“Over the course of this pandemic, many of us have appreciated the power and importance of OST more and more,” Kihn said.

The DC OST Coalition will continue to advocate for full funding for OST so that programs can build capacity and expand their impact even after the federal funds run out.

Connecting Youth Experiencing Homelessness to Opportunities

One category of youth that is often the most difficult to connect with crucial services is those experiencing homelessness. In DC, 1 and 15 students in DC Public Schools and DC public charter schools are known to experience homelessness each year, and the vast majority of them are Black. DC Action’s Youth Economic Justice and Housing Coalition members spoke to Deputy Mayor Kihn about what the District must do to expand access to the comprehensive supports and resources that youth need to transition from homelessness.

The first of these is a workforce development program for youth experiencing homelessness, who have unique needs that the current system does not meet. DC Action Senior Policy Analyst and Youth Justice Coalition Co-Chair Rachel White said such a program must be trauma-informed, provide stipends and incentives, and result in employment or further education for youth participants.

Kihn noted that DC has invested heavily in youth workforce programming and work-based learning, but that there may be a need to carve out space in some of these programs for youth experiencing homelessness.

Another priority for supporting youth experiencing homelessness is re-engaging youth who have become disconnected from schools during the pandemic. Executive Director of the Homeless Children’s Playtime Project and Youth Justice Coalition Co-chair Jamila Larson told Deputy Mayor Kihn that as the homeless support system in DC shifts away from shelters, schools are increasingly becoming hubs for unhoused youth to receive support.

“The pandemic has meant that we know much less about students than before,” Larson said. “Fewer students experiencing homelessness are being identified or enrolled in schools, with significant unmet needs remaining.”

Larson asked Kihn how the District’s education agencies are working to re-engage disconnected students and address learning loss that threatens to derail opportunities for students, especially those experiencing homelessness.

The Deputy Mayor said that while public school enrollment overall did not decrease last year, his office remains deeply concerned about students who may be enrolled but not attending school, including those experiencing homelessness. To address this, the District ran an outreach campaign to families about safety protocols and resources, and looped in schools, who are the primary point of connection to many families. In addition, the Deputy Mayor’s office worked with the Child and Family Services Agency to increase staffing in the triage unit, which is the non-punitive unit that connects with families to help them overcome barriers to attending school.
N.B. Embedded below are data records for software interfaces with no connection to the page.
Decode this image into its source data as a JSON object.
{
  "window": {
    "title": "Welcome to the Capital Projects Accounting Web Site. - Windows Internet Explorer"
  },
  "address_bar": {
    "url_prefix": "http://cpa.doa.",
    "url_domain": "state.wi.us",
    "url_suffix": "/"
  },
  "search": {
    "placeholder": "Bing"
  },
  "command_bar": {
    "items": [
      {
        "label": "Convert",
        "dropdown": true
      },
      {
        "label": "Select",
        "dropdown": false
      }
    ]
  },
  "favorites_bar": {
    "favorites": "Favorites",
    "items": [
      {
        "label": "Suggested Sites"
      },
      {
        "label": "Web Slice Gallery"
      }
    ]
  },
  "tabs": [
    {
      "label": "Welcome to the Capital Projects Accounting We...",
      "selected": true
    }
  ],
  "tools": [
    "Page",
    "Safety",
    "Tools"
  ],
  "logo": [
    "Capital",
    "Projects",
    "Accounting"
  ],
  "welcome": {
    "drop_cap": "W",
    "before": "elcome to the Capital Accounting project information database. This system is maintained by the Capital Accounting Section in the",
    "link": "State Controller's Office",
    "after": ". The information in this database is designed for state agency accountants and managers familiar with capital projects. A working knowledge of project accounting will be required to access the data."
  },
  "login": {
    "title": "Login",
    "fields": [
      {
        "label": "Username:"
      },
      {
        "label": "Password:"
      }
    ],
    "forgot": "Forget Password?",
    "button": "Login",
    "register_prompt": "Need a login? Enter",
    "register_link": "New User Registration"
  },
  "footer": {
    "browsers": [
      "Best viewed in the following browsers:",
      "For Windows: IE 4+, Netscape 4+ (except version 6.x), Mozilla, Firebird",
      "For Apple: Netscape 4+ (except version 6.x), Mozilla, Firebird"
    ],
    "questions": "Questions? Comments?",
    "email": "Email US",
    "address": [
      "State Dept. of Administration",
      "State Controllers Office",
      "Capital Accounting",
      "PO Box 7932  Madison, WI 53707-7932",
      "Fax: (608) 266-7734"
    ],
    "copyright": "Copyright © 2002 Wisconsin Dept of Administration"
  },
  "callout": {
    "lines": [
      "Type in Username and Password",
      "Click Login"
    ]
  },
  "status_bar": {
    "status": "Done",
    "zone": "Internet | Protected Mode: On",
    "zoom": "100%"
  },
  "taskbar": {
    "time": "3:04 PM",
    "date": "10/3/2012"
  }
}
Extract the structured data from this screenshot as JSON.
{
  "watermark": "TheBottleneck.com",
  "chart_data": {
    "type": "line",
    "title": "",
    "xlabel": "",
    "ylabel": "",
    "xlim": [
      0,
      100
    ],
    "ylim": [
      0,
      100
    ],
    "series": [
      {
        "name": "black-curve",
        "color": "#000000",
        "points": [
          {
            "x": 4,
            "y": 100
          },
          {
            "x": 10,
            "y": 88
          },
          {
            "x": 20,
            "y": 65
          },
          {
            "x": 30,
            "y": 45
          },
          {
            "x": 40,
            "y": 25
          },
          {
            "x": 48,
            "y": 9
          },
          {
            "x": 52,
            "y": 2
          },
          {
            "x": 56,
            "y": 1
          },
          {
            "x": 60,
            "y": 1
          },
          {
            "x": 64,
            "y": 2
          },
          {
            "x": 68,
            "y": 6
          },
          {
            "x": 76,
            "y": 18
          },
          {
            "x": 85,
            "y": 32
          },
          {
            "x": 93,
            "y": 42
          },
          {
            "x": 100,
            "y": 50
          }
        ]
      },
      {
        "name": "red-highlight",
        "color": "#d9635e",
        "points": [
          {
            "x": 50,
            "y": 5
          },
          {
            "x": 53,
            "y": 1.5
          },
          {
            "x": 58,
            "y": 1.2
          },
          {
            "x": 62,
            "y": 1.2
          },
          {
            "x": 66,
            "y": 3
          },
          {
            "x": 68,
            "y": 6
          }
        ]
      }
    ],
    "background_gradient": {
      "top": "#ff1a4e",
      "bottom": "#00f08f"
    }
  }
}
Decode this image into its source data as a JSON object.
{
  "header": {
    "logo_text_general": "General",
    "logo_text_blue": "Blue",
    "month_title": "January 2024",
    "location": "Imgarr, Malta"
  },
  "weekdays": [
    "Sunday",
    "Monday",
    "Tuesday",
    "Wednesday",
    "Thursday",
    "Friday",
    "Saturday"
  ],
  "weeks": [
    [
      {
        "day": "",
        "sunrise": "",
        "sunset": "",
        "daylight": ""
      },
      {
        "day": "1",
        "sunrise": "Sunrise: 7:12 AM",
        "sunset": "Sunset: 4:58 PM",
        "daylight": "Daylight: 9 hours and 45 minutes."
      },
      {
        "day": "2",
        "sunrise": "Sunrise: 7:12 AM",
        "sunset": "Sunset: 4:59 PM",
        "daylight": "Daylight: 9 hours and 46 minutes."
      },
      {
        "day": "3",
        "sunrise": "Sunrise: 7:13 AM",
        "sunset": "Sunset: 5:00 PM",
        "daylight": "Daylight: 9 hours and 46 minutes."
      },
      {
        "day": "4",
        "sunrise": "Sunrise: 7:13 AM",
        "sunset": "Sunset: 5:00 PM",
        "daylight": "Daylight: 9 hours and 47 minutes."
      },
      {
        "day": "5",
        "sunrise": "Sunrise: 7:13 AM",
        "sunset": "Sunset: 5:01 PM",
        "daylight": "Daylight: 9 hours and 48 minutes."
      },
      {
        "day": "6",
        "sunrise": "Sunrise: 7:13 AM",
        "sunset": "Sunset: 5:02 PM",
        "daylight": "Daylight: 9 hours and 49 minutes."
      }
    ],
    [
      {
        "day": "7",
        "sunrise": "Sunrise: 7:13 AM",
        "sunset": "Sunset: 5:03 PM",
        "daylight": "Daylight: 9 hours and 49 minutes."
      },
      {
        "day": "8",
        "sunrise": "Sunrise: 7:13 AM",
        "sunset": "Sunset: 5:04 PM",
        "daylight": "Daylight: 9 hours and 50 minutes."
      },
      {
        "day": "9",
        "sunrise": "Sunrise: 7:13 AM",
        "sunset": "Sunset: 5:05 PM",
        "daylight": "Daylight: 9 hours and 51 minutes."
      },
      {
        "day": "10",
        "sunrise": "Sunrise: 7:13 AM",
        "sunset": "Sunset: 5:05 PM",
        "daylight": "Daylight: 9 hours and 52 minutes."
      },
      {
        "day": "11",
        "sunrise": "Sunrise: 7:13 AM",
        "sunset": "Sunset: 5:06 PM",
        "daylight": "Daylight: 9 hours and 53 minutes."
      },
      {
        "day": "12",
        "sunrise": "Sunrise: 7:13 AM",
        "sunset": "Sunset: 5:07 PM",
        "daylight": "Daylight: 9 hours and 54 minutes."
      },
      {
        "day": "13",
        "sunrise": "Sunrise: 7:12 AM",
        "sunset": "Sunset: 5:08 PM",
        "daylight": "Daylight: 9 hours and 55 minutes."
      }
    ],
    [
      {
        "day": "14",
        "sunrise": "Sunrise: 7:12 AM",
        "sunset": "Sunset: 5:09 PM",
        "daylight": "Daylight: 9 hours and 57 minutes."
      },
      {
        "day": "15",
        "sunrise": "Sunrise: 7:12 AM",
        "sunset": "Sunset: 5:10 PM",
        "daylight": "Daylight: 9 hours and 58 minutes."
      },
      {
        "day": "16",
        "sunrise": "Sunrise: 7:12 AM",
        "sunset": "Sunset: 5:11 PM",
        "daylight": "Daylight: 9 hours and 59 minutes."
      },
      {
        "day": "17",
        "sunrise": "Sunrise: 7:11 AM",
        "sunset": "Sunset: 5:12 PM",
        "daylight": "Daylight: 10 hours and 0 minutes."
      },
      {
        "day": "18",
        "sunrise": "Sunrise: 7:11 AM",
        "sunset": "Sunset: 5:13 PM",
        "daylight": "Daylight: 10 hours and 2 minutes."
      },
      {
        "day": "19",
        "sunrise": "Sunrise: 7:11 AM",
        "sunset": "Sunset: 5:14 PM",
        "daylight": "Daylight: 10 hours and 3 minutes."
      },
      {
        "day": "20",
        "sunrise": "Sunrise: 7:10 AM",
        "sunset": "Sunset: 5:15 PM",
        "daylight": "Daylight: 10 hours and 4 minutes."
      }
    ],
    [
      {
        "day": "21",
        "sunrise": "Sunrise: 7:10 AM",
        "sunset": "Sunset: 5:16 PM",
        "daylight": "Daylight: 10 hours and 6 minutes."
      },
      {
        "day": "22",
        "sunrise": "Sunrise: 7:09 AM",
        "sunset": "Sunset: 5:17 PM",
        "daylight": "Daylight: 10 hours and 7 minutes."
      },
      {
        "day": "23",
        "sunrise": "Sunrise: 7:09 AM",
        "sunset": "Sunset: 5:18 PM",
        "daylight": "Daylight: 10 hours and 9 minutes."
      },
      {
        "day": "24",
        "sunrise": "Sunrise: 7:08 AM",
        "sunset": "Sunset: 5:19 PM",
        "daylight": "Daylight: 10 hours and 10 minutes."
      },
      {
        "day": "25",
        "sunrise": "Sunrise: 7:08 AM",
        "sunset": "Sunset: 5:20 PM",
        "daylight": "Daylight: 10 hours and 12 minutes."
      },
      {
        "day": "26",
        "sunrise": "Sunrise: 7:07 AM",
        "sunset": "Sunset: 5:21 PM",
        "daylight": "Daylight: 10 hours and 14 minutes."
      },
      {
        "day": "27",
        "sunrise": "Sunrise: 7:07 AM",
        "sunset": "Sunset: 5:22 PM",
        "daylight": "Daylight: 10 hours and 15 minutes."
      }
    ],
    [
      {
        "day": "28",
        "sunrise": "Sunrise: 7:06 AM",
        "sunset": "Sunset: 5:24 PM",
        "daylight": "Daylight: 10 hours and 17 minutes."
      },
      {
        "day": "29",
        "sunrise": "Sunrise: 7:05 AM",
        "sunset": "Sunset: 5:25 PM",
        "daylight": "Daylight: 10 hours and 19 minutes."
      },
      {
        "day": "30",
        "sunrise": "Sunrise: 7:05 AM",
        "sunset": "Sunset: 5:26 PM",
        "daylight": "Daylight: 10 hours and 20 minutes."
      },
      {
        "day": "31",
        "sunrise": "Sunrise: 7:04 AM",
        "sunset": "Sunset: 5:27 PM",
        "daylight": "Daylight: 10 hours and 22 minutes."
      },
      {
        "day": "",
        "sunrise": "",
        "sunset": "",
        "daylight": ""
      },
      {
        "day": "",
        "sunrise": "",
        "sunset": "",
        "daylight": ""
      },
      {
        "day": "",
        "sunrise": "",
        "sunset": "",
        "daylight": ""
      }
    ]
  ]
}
To make up for missed learning due to the pandemic, the DME’s office is promoting “high-impact tutoring” at schools, in OST programs, and in nontraditional places including summer camps and job placements where students can receiving tutoring while also earning money and getting job experience.

Kihn said meetings like this are a valuable opportunity for advocates and providers of services that benefit youth and families to share observations and ideas from real-life experiences and hold the government accountable.

“You all really do bring new and creative ideas to the table and challenge me and challenge us in the government to think bigger and better in OST, early childhood, and other areas to bring programs and services to our residents to address the needs we have as a city,” Kihn said.

February 3, 2022